I saw Peter Gill's new play THE YORK REALIST at the Royal Court the other day. A fine play, terrific acting. A living room set from the fifties made it seem like a good old-fashioned piece of drama and I loved how observant the piece was, how genuine the characters. It was billed as romance, and sure, the central theme was gay love across a cultural divide between a London theatre director and a Yorkshire farm labourer. So why can't romance have a happy ending? OK, gay life in the sixties (the set was older than the setting) didn't make happy endings easy but the family in the play would not have obstructed it. In any case it's theatre - it can aim at being fabulous. So doors slam, lovers part forever, and we're supposed to come away uplifted.
'Was that it then?' the woman behind me asked her friend the moment the play finished.
So much of western literature lurches toward tragedy. It's as though happy endings prevent a book from being deemed a classic, happy endings are escapist. Penguins new classics of world literature are bringing us Anna Karenina and Madame Bovary as THE supreme examples of western literature of all time, the sole British contribution to the list being Hamlet - neurosis and tragic endings are it.
Not for me!

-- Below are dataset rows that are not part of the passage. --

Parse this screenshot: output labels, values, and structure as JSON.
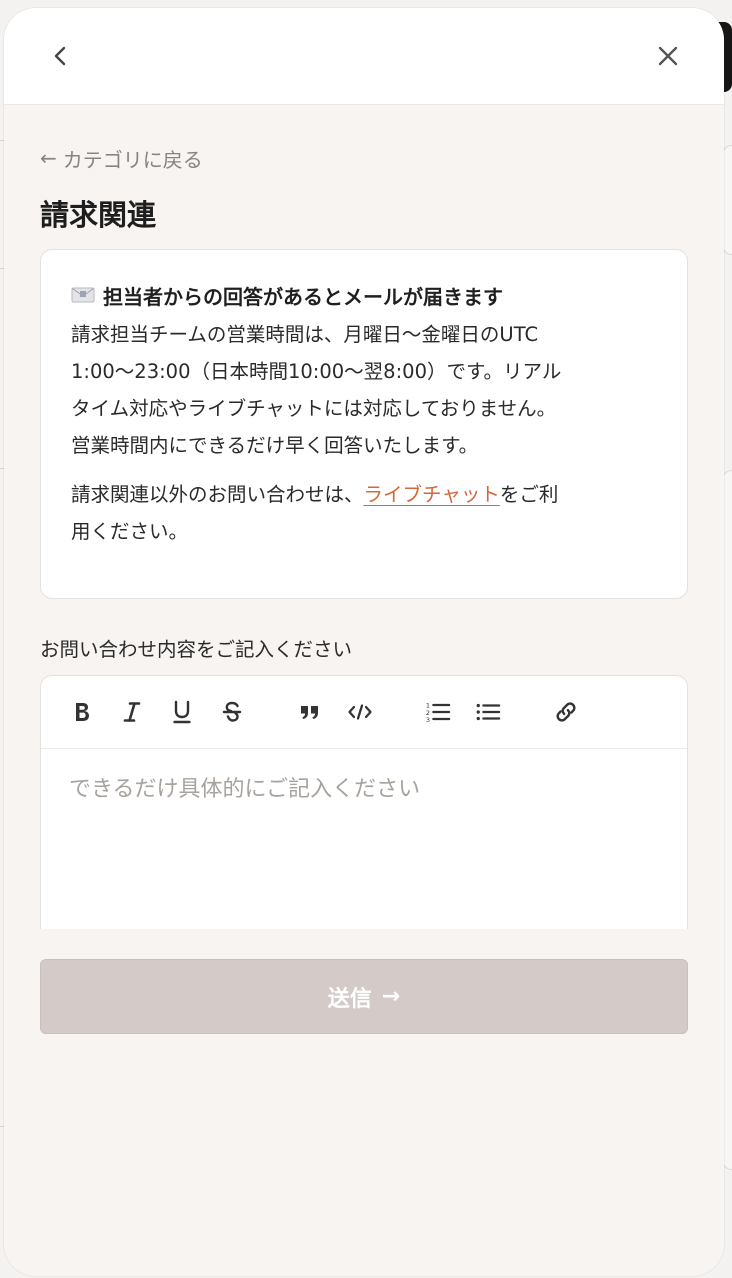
{
  "header": {
    "back_icon": "chevron-left-icon",
    "close_icon": "close-icon"
  },
  "back_link": {
    "arrow": "←",
    "label": "カテゴリに戻る"
  },
  "title": "請求関連",
  "info": {
    "icon": "envelope-icon",
    "heading": "担当者からの回答があるとメールが届きます",
    "body_line1": "請求担当チームの営業時間は、月曜日〜金曜日のUTC",
    "body_line2": "1:00〜23:00（日本時間10:00〜翌8:00）です。リアル",
    "body_line3": "タイム対応やライブチャットには対応しておりません。",
    "body_line4": "営業時間内にできるだけ早く回答いたします。",
    "note_prefix": "請求関連以外のお問い合わせは、",
    "note_link": "ライブチャット",
    "note_suffix_1": "をご利",
    "note_suffix_2": "用ください。"
  },
  "form": {
    "label": "お問い合わせ内容をご記入ください",
    "placeholder": "できるだけ具体的にご記入ください",
    "toolbar": [
      "bold-icon",
      "italic-icon",
      "underline-icon",
      "strikethrough-icon",
      "blockquote-icon",
      "code-icon",
      "ordered-list-icon",
      "bullet-list-icon",
      "link-icon"
    ],
    "submit_label": "送信",
    "submit_arrow": "→"
  },
  "colors": {
    "accent_link": "#d5673a",
    "submit_disabled": "#d4cac8",
    "background": "#f7f4f1"
  }
}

My new play, just reformatting it now, has been through countless drafts through the years. In earlier ones it ended with two young men stepping into the sea, to their apparent deaths. It never seemed to be an unhappy ending to me. When I first started going to the theatre Ibsen was my true hero. While his plays might have appeared bleak to me they were luminous, shifting from the humdrum of earthly existence to new realms. 'When we dead awaken what do we learn, but that we never lived' runs one line, or something like that. Strindberg was deadly, toxic stuff, characters spinning round in the neuroses of their own tragic limitations never sensing a way out. He offered no help at all. Ibsen, even THE DOLL'S HOUSE, always left me more encouraged about life.
Now I'm a little older. I'm tired of tragedy. I'm tired of plays that show the dreariness of life and the promise of life eternal (David Hare tries that game too much for me now, his plays seeking to give a wholly false luminous moment at the end, and Peter Gill had his character who didn't dare live his life end by quoting Jesus at the audience). Let's be brave. Let's go for a happy ending. My young men now have a splash in the sea, but the last we hear of them is laughter. They don't drown. The play takes lives and tries to show where there is still more fun to be had.
I might try and make a career of happy endings.